Tomorrow Joan Nathan’s delicious new book, “Quiches, Kugels, and Couscous: My Search for Jewish Cooking in France,” debuts. Nathan dug deep into the countryside and cities of France to unearth 200 wonderful recipes and the stories behind them. She talks with Forward Ingredients columnist Leah Koenig about her first food memories in Paris as a teen, the evolution of Jewish food and kashrut in France and culinary collaboration among Jew and gentile cooks.
Below Nathan shares two recipes with us – a 400-year-old chocolate almond cake and a parve olive oil inflected chocolate mousse.

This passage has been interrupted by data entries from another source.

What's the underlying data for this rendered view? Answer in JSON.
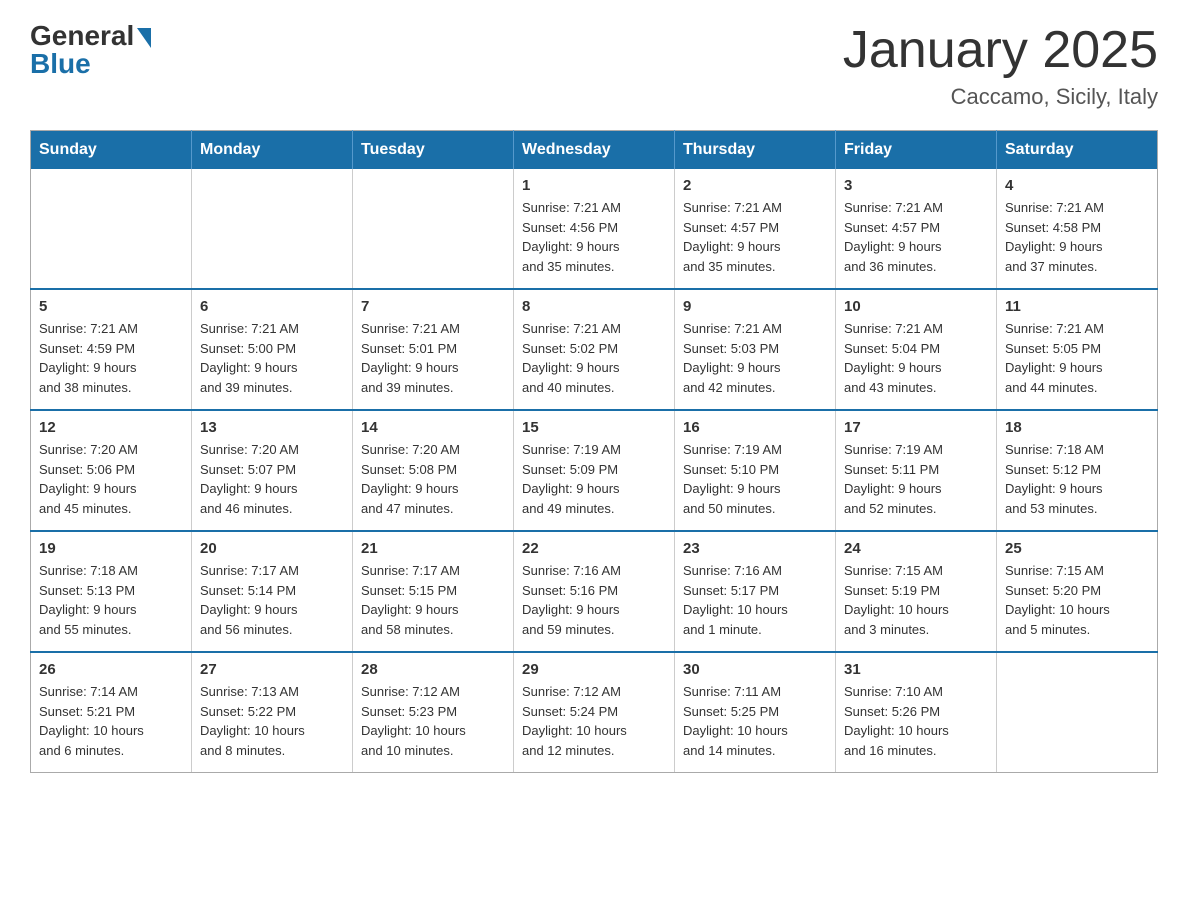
{
  "logo": {
    "general": "General",
    "blue": "Blue"
  },
  "header": {
    "month_year": "January 2025",
    "location": "Caccamo, Sicily, Italy"
  },
  "days_of_week": [
    "Sunday",
    "Monday",
    "Tuesday",
    "Wednesday",
    "Thursday",
    "Friday",
    "Saturday"
  ],
  "weeks": [
    [
      {
        "day": "",
        "info": ""
      },
      {
        "day": "",
        "info": ""
      },
      {
        "day": "",
        "info": ""
      },
      {
        "day": "1",
        "info": "Sunrise: 7:21 AM\nSunset: 4:56 PM\nDaylight: 9 hours\nand 35 minutes."
      },
      {
        "day": "2",
        "info": "Sunrise: 7:21 AM\nSunset: 4:57 PM\nDaylight: 9 hours\nand 35 minutes."
      },
      {
        "day": "3",
        "info": "Sunrise: 7:21 AM\nSunset: 4:57 PM\nDaylight: 9 hours\nand 36 minutes."
      },
      {
        "day": "4",
        "info": "Sunrise: 7:21 AM\nSunset: 4:58 PM\nDaylight: 9 hours\nand 37 minutes."
      }
    ],
    [
      {
        "day": "5",
        "info": "Sunrise: 7:21 AM\nSunset: 4:59 PM\nDaylight: 9 hours\nand 38 minutes."
      },
      {
        "day": "6",
        "info": "Sunrise: 7:21 AM\nSunset: 5:00 PM\nDaylight: 9 hours\nand 39 minutes."
      },
      {
        "day": "7",
        "info": "Sunrise: 7:21 AM\nSunset: 5:01 PM\nDaylight: 9 hours\nand 39 minutes."
      },
      {
        "day": "8",
        "info": "Sunrise: 7:21 AM\nSunset: 5:02 PM\nDaylight: 9 hours\nand 40 minutes."
      },
      {
        "day": "9",
        "info": "Sunrise: 7:21 AM\nSunset: 5:03 PM\nDaylight: 9 hours\nand 42 minutes."
      },
      {
        "day": "10",
        "info": "Sunrise: 7:21 AM\nSunset: 5:04 PM\nDaylight: 9 hours\nand 43 minutes."
      },
      {
        "day": "11",
        "info": "Sunrise: 7:21 AM\nSunset: 5:05 PM\nDaylight: 9 hours\nand 44 minutes."
      }
    ],
    [
      {
        "day": "12",
        "info": "Sunrise: 7:20 AM\nSunset: 5:06 PM\nDaylight: 9 hours\nand 45 minutes."
      },
      {
        "day": "13",
        "info": "Sunrise: 7:20 AM\nSunset: 5:07 PM\nDaylight: 9 hours\nand 46 minutes."
      },
      {
        "day": "14",
        "info": "Sunrise: 7:20 AM\nSunset: 5:08 PM\nDaylight: 9 hours\nand 47 minutes."
      },
      {
        "day": "15",
        "info": "Sunrise: 7:19 AM\nSunset: 5:09 PM\nDaylight: 9 hours\nand 49 minutes."
      },
      {
        "day": "16",
        "info": "Sunrise: 7:19 AM\nSunset: 5:10 PM\nDaylight: 9 hours\nand 50 minutes."
      },
      {
        "day": "17",
        "info": "Sunrise: 7:19 AM\nSunset: 5:11 PM\nDaylight: 9 hours\nand 52 minutes."
      },
      {
        "day": "18",
        "info": "Sunrise: 7:18 AM\nSunset: 5:12 PM\nDaylight: 9 hours\nand 53 minutes."
      }
    ],
    [
      {
        "day": "19",
        "info": "Sunrise: 7:18 AM\nSunset: 5:13 PM\nDaylight: 9 hours\nand 55 minutes."
      },
      {
        "day": "20",
        "info": "Sunrise: 7:17 AM\nSunset: 5:14 PM\nDaylight: 9 hours\nand 56 minutes."
      },
      {
        "day": "21",
        "info": "Sunrise: 7:17 AM\nSunset: 5:15 PM\nDaylight: 9 hours\nand 58 minutes."
      },
      {
        "day": "22",
        "info": "Sunrise: 7:16 AM\nSunset: 5:16 PM\nDaylight: 9 hours\nand 59 minutes."
      },
      {
        "day": "23",
        "info": "Sunrise: 7:16 AM\nSunset: 5:17 PM\nDaylight: 10 hours\nand 1 minute."
      },
      {
        "day": "24",
        "info": "Sunrise: 7:15 AM\nSunset: 5:19 PM\nDaylight: 10 hours\nand 3 minutes."
      },
      {
        "day": "25",
        "info": "Sunrise: 7:15 AM\nSunset: 5:20 PM\nDaylight: 10 hours\nand 5 minutes."
      }
    ],
    [
      {
        "day": "26",
        "info": "Sunrise: 7:14 AM\nSunset: 5:21 PM\nDaylight: 10 hours\nand 6 minutes."
      },
      {
        "day": "27",
        "info": "Sunrise: 7:13 AM\nSunset: 5:22 PM\nDaylight: 10 hours\nand 8 minutes."
      },
      {
        "day": "28",
        "info": "Sunrise: 7:12 AM\nSunset: 5:23 PM\nDaylight: 10 hours\nand 10 minutes."
      },
      {
        "day": "29",
        "info": "Sunrise: 7:12 AM\nSunset: 5:24 PM\nDaylight: 10 hours\nand 12 minutes."
      },
      {
        "day": "30",
        "info": "Sunrise: 7:11 AM\nSunset: 5:25 PM\nDaylight: 10 hours\nand 14 minutes."
      },
      {
        "day": "31",
        "info": "Sunrise: 7:10 AM\nSunset: 5:26 PM\nDaylight: 10 hours\nand 16 minutes."
      },
      {
        "day": "",
        "info": ""
      }
    ]
  ]
}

Bon Appetit!
For a full review of the book, check back on Thursday for the “Ingredients” column.
Chocolate Almond Cake
This recipe for Chocolate Almond cake is four hundred years old, and was passed down orally in one Bayonne family from mother to daughter in Spanish, Ladino, and then French. The accent of rum was probably introduced in the seventeenth century. My guess is that at first the eggs would have been whole, and later separated, the whites whipped to give it more height, probably in the eighteenth century. This cake can be made with matzo cake meal for Passover.
yield: 1 cake, serving 8 people, or 24 1- inch circles or squares
7 tablespoons unsalted butter, or pareve margarine, plus more for greasing
8 ounces bittersweet chocolate, chopped
¾ cup granulated sugar
¼ teaspoon salt
3 large eggs, separated
1 teaspoon vanilla extract
1¼ cups finely chopped
½ cup all- purpose flour or matzo cake meal
6 tablespoons confectioners’
1 tablespoon rum
Optional garnish: raspberries and whipped cream
1) Preheat the oven to 350 degrees, and grease a 9- inch springform or cake pan.
2) Melt the chocolate in the top of a double boiler over low heat. Let cool slightly.
3) Cream the butter or margarine with the granulated sugar and salt in the bowl of an electric mixer equipped with a paddle.
4) Mix the cooled, melted chocolate into the butter. Then add the egg yolks, one at a time, beating well after each addition.
5) Finally, mix in the vanilla, almonds, and flour or cake meal.
6) In a clean bowl, with clean beaters, beat the egg whites to stiff peaks. Fold the egg whites into the cake batter.
7) Pour into the springform pan, and bake for 30 to 35 minutes, inserting a cake tester or toothpick to make sure it is done. Cool on a rack, and unmold.
8) To make the glaze, dissolve the confectioners’ sugar in the rum and 1 tablespoon water. Mix well. Pour the glaze over the cooled cake.
This cake can also be cut into 1- inch circles or squares before glazing. If you wish, garnish with raspberries, and serve with a dollop of whipped cream.
Mousse au Chocolat et à l’Huile d’Olive
Chocolate and Olive Oil Mousse
Ever since Ana Bensadon moved to Madrid from her native Tangier in the 1950s, she has been writing to Sephardic Jews all over the world asking for recipes. “My idea is to leave a legacy for the young women,” she told me, while visiting her daughter in Florida. “It is very important to maintain fidelity to our traditions and to transmit them to the new generation.” Many recipes, like fijuelas and flan, are commonly known, but others, like this chocolate mousse using olive oil instead of cream, is a fascinating adaptation of a local French delicacy to comply with the laws of kashrut.
Yield: 8 to 10 servings
11 ounces 60- percent- cacao bittersweet chocolate
8 large eggs, separated
¾ cup sugar
½ cup extra- virgin olive oil
2 tablespoons kosher- for-Passover brandy
1) Melt the chocolate over low heat in the top of a double boiler. Cool slightly.
2) Beat the egg yolks in an electric mixer with ½ cup of the sugar until light. Whisk in the olive oil, brandy, and melted chocolate.
3) Beat the egg whites in the clean bowl of an electric mixer until soft peaks form.
4) Then beat in the remaining ¼ cup sugar, continuing until stiff peaks form.
5) Fold the whipped egg whites into the chocolate mixture, gently continuing to fold until no streaks of white remain.
Cover and refrigerate for 24 hours before serving.